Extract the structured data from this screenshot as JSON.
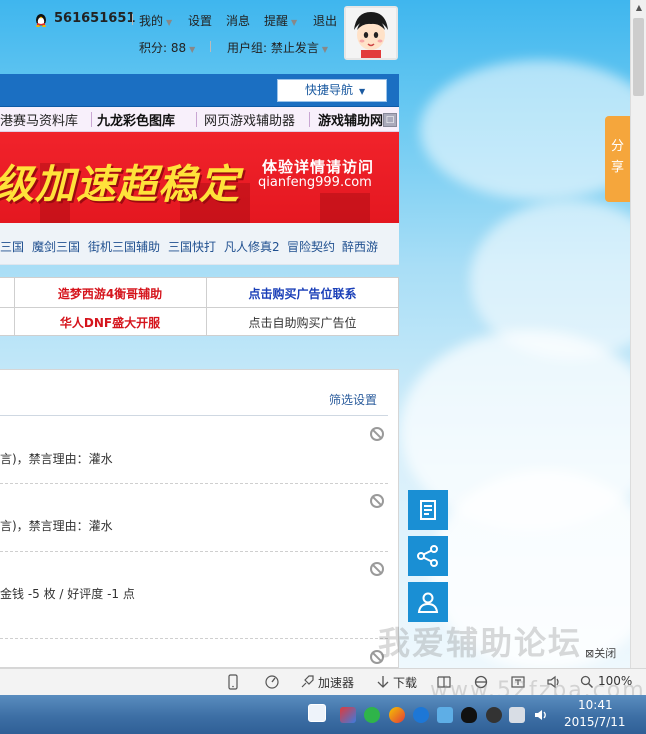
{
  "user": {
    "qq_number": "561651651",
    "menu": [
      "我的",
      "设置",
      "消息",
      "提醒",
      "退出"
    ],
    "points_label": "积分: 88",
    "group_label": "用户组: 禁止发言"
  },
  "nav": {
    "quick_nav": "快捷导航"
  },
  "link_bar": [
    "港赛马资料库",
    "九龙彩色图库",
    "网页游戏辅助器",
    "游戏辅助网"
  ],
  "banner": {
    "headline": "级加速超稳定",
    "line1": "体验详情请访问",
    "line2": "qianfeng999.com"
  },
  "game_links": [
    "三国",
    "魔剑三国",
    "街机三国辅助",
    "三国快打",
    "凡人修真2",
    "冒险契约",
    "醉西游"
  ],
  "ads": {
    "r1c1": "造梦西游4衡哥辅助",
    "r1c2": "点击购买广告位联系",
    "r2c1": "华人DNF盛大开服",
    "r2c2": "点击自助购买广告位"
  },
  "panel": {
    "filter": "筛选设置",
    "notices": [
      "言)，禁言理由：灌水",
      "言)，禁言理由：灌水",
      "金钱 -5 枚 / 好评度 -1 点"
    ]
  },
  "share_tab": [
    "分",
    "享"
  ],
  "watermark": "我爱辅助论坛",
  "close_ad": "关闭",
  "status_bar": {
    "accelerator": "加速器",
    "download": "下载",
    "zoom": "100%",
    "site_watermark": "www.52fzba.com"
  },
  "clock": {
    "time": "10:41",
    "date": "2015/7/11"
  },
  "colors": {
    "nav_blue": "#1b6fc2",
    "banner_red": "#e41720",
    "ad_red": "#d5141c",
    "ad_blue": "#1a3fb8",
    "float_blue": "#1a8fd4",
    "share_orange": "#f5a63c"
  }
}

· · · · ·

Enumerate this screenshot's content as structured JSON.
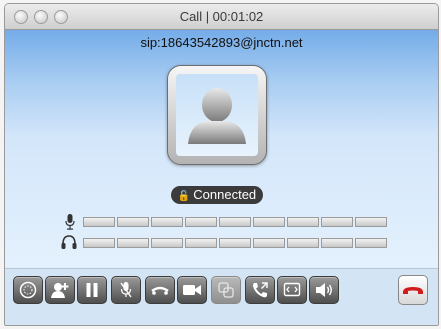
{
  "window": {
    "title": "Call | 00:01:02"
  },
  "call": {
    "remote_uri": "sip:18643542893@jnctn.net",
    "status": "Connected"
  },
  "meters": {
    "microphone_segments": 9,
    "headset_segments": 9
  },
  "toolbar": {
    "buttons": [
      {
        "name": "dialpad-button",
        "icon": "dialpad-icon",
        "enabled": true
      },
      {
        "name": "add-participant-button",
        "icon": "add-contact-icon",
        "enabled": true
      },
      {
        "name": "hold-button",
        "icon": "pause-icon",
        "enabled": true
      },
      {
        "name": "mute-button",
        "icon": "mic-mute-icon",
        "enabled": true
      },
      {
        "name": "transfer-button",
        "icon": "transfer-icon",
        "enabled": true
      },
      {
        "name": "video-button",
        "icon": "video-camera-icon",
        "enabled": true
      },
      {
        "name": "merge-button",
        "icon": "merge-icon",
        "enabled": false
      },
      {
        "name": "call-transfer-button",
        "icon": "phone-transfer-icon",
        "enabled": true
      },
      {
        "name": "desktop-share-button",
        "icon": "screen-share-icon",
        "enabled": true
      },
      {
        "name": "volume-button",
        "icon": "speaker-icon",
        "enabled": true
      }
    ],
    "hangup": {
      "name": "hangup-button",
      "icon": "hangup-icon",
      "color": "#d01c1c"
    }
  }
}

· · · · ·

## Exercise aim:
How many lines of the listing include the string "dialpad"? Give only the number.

## Solved problem:
2